Friday, April 18, 2008

Butler Says Ferndale High School Isn't Leaving OAA

For as long as anyone can remember in Oakland County, there's been few communities that represented the county's bedrock better than Ferndale. Its' small but distinctive footprint from Eight Mile to I-696 (formerly known as Ten Mile Road) has been witness to tremendous change, both good and bad and good again in the past 60 years, but the one constant has been Ferndale High School.

Could it be that is about to change? Will the 2008-2009 school year be remembered as the final season Ferndale High competes in Oakland County? Today the Detroit Free Press reported that Ferndale High School is considering leaving the Oakland Activities Association (OAA) for a possible reformation of the defunct Northwest Suburban League, which folded in 1992 in the shadows of the Mega League's inception in 1993.

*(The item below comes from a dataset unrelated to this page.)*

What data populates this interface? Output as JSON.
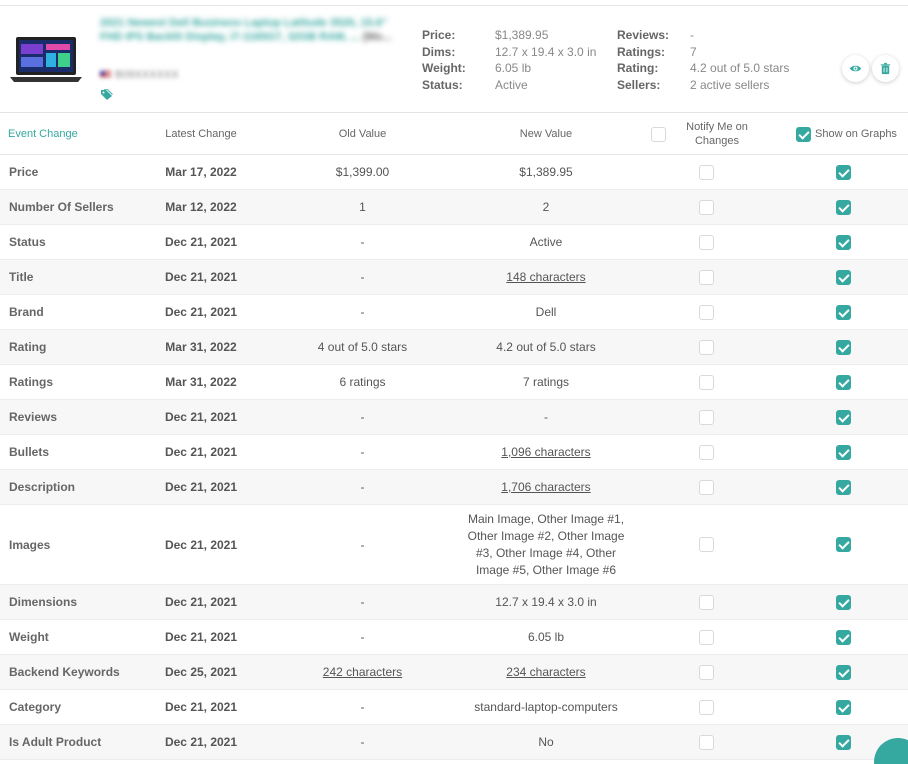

Ferndale Athletic Director Shaun Butler told me today nothing could be further from the truth.

"While it's true we're always looking for options to serve our student-athletes, we're very happy with the OAA right now and have no plans on leaving," Bulter said.

So how did Ferndale become one of the schools mentioned as possible deserters?

"In today's economic conditions, especially with the cost and time as it relates to travel in educational athletics, everyone's considering options. What really changed for us was Waterford's schools leaving the OAA," Bulter explained. "While I hated to see them go from a competition standpoint, because they were very competitive with us, it means I don't have to travel out to Waterford Kettering on a Tuesday afternoon. Going that far was a hard sell in educational athletics from a resource standpoint."

How long has Ferndale been part of the Oakland County landscape? Consider the school's football team, which regularly opened with Royal Oak High (later Royal Oak Dondero) for nearly 40 years. The Eagles played a huge league game with Royal Oak Kimball (now Royal Oak High) for nearly as long, and how many SMA championships were decided between the Southfield Blue Jays and Ferndale's Eagles? Finally, the school's grudge match with the neighboring Vikings of Hazel Park High is entering a 8th decade, with the Vikings holding a 37-33 margin in 70 games.

The Eagles were part of the old Eastern Michigan League (EML) until 1964 and are charter members of both the Southeastern Michigan Association (1964-1993) and the OAA (1994-present). The Eagles also played an annual home-and-home game with Pontiac High (now Pontiac Central) that alternated between Wisner Stadium and Ferndale's stadium, now called Gus Hanson Field, pictured above.

"A lot of scuttlebutt was discussed when the northern Oakland County schools started coming into the OAA, but rest assured, we're not leaving the OAA," said Butler.

Today the Detroit Free Press reported that the Mega League, a 28-member high school league domiciled in Wayne County, is about to crumble. The paper reported eight schools will leave the Mega and form a new league, tentatively called the Downriver League, in early May, and another six schools seem poised to leave the Mega just as quickly to reform the Northwest Suburban League.

The charter Northwest Suburban League existed from 1963-1984 and included Oakland County schools Birmingham Groves, North Farmington High and Oak Park High. It also housed the first Class A football champion, 1975's Livonia Franklin Patriots. After a dormant 1985, the NSL reformed in 1986 until it folded in the shadows of the Mega.

The eight schools rumored to form the yet-to-confirmed Downriver League? Allen Park, Southgate, Woodhaven, Trenton, Gibraltar Carlson, Wyandotte and Taylor rivals Truman and Kennedy. The six schools contemplating leaving for the reformed NSL are Garden City, Dearborn Edsel Ford and competing rivals Crestwood and Annapolis from Dearborn Heights and Redford's Thurston and Union high schools.

That doesn't seem to include Ferndale. While not toney like the Bloomfields and Birmingham, Ferndale is distinct and unique without glitzy clubs and posh restaurants. It's got a little bit of grit and some strong flair of it's own. It's an Oakland County renaissance story. On the preps scene, Ferndale is still a long-standing competitor in many sports. Their football, basketball and baseball tradition remains strong and the school annually hosts one of the more well-attended boys' basketball quarterfinals.

Thankfully, we're not talking about another Michigan institution pulling up stakes. Ferndale's Eagles are staying put right where they belong.

~ T.C. Cameron is the author of Metro Detroit’s High School Football Rivalries, due August 25, 2008 from Arcadia Publishing.

(Photo of Gus Hanson courtesy of The Daily Tribune, Royal Oak, Michigan)

Labels: , , , , , ,


Post a Comment

Subscribe to Post Comments [Atom]

<< Home